TASK OBJECTIVE: Down to the last line, repeat the data below exactly.
### RECORDS FOR THE EXERCISE
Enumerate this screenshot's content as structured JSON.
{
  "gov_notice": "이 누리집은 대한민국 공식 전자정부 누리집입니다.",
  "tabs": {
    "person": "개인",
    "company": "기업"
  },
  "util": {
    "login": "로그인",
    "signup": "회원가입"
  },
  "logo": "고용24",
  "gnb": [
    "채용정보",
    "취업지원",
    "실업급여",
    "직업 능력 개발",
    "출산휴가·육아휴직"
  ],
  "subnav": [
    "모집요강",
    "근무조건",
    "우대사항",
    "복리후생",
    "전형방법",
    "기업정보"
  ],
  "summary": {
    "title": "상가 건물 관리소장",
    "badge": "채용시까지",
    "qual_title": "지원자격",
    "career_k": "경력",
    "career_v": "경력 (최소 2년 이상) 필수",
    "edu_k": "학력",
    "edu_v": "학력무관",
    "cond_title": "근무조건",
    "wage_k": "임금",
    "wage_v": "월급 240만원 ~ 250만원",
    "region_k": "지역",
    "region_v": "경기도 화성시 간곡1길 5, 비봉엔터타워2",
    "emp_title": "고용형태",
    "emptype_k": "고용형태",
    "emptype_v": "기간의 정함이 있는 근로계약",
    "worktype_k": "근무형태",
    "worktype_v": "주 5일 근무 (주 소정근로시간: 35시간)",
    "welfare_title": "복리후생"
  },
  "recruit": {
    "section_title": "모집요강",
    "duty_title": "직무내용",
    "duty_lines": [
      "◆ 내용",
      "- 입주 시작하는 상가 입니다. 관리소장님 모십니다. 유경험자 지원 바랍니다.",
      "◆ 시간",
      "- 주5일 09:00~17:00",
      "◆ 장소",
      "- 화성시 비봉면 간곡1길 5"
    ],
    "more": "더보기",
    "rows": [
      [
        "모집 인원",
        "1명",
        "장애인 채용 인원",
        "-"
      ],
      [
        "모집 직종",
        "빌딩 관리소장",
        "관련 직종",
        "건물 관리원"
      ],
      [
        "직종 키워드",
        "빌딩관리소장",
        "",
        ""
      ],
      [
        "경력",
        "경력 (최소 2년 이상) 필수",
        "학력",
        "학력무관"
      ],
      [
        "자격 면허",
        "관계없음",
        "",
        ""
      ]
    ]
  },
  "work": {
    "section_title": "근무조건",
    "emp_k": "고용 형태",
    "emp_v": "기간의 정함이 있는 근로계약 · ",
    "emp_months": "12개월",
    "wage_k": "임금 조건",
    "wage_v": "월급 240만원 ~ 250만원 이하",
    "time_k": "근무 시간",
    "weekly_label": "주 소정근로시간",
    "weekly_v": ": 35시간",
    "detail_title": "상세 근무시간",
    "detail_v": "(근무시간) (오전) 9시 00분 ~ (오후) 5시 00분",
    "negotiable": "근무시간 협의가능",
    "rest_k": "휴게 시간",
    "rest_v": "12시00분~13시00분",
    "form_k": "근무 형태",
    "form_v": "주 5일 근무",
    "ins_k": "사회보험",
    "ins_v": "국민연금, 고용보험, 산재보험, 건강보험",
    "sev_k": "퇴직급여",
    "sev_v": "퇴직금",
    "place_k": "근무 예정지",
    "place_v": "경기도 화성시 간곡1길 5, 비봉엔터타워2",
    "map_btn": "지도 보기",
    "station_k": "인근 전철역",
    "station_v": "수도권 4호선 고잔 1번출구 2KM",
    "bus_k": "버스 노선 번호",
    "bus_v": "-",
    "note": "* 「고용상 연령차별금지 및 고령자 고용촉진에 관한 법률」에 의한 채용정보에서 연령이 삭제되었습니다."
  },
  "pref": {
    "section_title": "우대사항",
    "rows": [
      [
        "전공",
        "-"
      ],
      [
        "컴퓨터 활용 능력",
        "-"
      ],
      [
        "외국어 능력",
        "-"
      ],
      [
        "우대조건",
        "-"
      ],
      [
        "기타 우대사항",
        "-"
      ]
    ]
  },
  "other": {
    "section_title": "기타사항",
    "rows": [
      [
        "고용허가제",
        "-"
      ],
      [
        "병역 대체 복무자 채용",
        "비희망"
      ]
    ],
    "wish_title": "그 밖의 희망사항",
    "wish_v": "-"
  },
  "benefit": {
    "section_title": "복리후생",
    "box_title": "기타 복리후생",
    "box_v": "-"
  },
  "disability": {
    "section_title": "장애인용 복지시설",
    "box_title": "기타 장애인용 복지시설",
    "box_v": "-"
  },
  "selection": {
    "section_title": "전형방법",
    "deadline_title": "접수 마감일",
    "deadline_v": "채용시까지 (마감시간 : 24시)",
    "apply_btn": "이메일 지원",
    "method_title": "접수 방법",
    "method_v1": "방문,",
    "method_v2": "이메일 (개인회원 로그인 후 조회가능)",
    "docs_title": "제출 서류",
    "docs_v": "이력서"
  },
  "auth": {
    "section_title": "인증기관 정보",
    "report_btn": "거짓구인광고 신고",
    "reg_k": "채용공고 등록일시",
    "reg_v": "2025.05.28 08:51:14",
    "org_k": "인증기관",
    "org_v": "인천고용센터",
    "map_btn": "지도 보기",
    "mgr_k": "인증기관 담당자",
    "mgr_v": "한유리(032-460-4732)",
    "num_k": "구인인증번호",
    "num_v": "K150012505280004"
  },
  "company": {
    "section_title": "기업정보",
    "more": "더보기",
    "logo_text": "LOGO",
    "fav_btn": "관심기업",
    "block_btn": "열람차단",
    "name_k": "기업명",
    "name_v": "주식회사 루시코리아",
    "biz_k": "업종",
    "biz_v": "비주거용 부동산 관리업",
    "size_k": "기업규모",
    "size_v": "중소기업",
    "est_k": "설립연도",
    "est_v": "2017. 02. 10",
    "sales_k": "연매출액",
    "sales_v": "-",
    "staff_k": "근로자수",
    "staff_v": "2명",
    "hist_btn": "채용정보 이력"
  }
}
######
TASK RESPONSE:
Enumerate this screenshot's content as structured JSON.
{
  "gov_notice": "이 누리집은 대한민국 공식 전자정부 누리집입니다.",
  "tabs": {
    "person": "개인",
    "company": "기업"
  },
  "util": {
    "login": "로그인",
    "signup": "회원가입"
  },
  "logo": "고용24",
  "gnb": [
    "채용정보",
    "취업지원",
    "실업급여",
    "직업 능력 개발",
    "출산휴가·육아휴직"
  ],
  "subnav": [
    "모집요강",
    "근무조건",
    "우대사항",
    "복리후생",
    "전형방법",
    "기업정보"
  ],
  "summary": {
    "title": "상가 건물 관리소장",
    "badge": "채용시까지",
    "qual_title": "지원자격",
    "career_k": "경력",
    "career_v": "경력 (최소 2년 이상) 필수",
    "edu_k": "학력",
    "edu_v": "학력무관",
    "cond_title": "근무조건",
    "wage_k": "임금",
    "wage_v": "월급 240만원 ~ 250만원",
    "region_k": "지역",
    "region_v": "경기도 화성시 간곡1길 5, 비봉엔터타워2",
    "emp_title": "고용형태",
    "emptype_k": "고용형태",
    "emptype_v": "기간의 정함이 있는 근로계약",
    "worktype_k": "근무형태",
    "worktype_v": "주 5일 근무 (주 소정근로시간: 35시간)",
    "welfare_title": "복리후생"
  },
  "recruit": {
    "section_title": "모집요강",
    "duty_title": "직무내용",
    "duty_lines": [
      "◆ 내용",
      "- 입주 시작하는 상가 입니다. 관리소장님 모십니다. 유경험자 지원 바랍니다.",
      "◆ 시간",
      "- 주5일 09:00~17:00",
      "◆ 장소",
      "- 화성시 비봉면 간곡1길 5"
    ],
    "more": "더보기",
    "rows": [
      [
        "모집 인원",
        "1명",
        "장애인 채용 인원",
        "-"
      ],
      [
        "모집 직종",
        "빌딩 관리소장",
        "관련 직종",
        "건물 관리원"
      ],
      [
        "직종 키워드",
        "빌딩관리소장",
        "",
        ""
      ],
      [
        "경력",
        "경력 (최소 2년 이상) 필수",
        "학력",
        "학력무관"
      ],
      [
        "자격 면허",
        "관계없음",
        "",
        ""
      ]
    ]
  },
  "work": {
    "section_title": "근무조건",
    "emp_k": "고용 형태",
    "emp_v": "기간의 정함이 있는 근로계약 · ",
    "emp_months": "12개월",
    "wage_k": "임금 조건",
    "wage_v": "월급 240만원 ~ 250만원 이하",
    "time_k": "근무 시간",
    "weekly_label": "주 소정근로시간",
    "weekly_v": ": 35시간",
    "detail_title": "상세 근무시간",
    "detail_v": "(근무시간) (오전) 9시 00분 ~ (오후) 5시 00분",
    "negotiable": "근무시간 협의가능",
    "rest_k": "휴게 시간",
    "rest_v": "12시00분~13시00분",
    "form_k": "근무 형태",
    "form_v": "주 5일 근무",
    "ins_k": "사회보험",
    "ins_v": "국민연금, 고용보험, 산재보험, 건강보험",
    "sev_k": "퇴직급여",
    "sev_v": "퇴직금",
    "place_k": "근무 예정지",
    "place_v": "경기도 화성시 간곡1길 5, 비봉엔터타워2",
    "map_btn": "지도 보기",
    "station_k": "인근 전철역",
    "station_v": "수도권 4호선 고잔 1번출구 2KM",
    "bus_k": "버스 노선 번호",
    "bus_v": "-",
    "note": "* 「고용상 연령차별금지 및 고령자 고용촉진에 관한 법률」에 의한 채용정보에서 연령이 삭제되었습니다."
  },
  "pref": {
    "section_title": "우대사항",
    "rows": [
      [
        "전공",
        "-"
      ],
      [
        "컴퓨터 활용 능력",
        "-"
      ],
      [
        "외국어 능력",
        "-"
      ],
      [
        "우대조건",
        "-"
      ],
      [
        "기타 우대사항",
        "-"
      ]
    ]
  },
  "other": {
    "section_title": "기타사항",
    "rows": [
      [
        "고용허가제",
        "-"
      ],
      [
        "병역 대체 복무자 채용",
        "비희망"
      ]
    ],
    "wish_title": "그 밖의 희망사항",
    "wish_v": "-"
  },
  "benefit": {
    "section_title": "복리후생",
    "box_title": "기타 복리후생",
    "box_v": "-"
  },
  "disability": {
    "section_title": "장애인용 복지시설",
    "box_title": "기타 장애인용 복지시설",
    "box_v": "-"
  },
  "selection": {
    "section_title": "전형방법",
    "deadline_title": "접수 마감일",
    "deadline_v": "채용시까지 (마감시간 : 24시)",
    "apply_btn": "이메일 지원",
    "method_title": "접수 방법",
    "method_v1": "방문,",
    "method_v2": "이메일 (개인회원 로그인 후 조회가능)",
    "docs_title": "제출 서류",
    "docs_v": "이력서"
  },
  "auth": {
    "section_title": "인증기관 정보",
    "report_btn": "거짓구인광고 신고",
    "reg_k": "채용공고 등록일시",
    "reg_v": "2025.05.28 08:51:14",
    "org_k": "인증기관",
    "org_v": "인천고용센터",
    "map_btn": "지도 보기",
    "mgr_k": "인증기관 담당자",
    "mgr_v": "한유리(032-460-4732)",
    "num_k": "구인인증번호",
    "num_v": "K150012505280004"
  },
  "company": {
    "section_title": "기업정보",
    "more": "더보기",
    "logo_text": "LOGO",
    "fav_btn": "관심기업",
    "block_btn": "열람차단",
    "name_k": "기업명",
    "name_v": "주식회사 루시코리아",
    "biz_k": "업종",
    "biz_v": "비주거용 부동산 관리업",
    "size_k": "기업규모",
    "size_v": "중소기업",
    "est_k": "설립연도",
    "est_v": "2017. 02. 10",
    "sales_k": "연매출액",
    "sales_v": "-",
    "staff_k": "근로자수",
    "staff_v": "2명",
    "hist_btn": "채용정보 이력"
  }
}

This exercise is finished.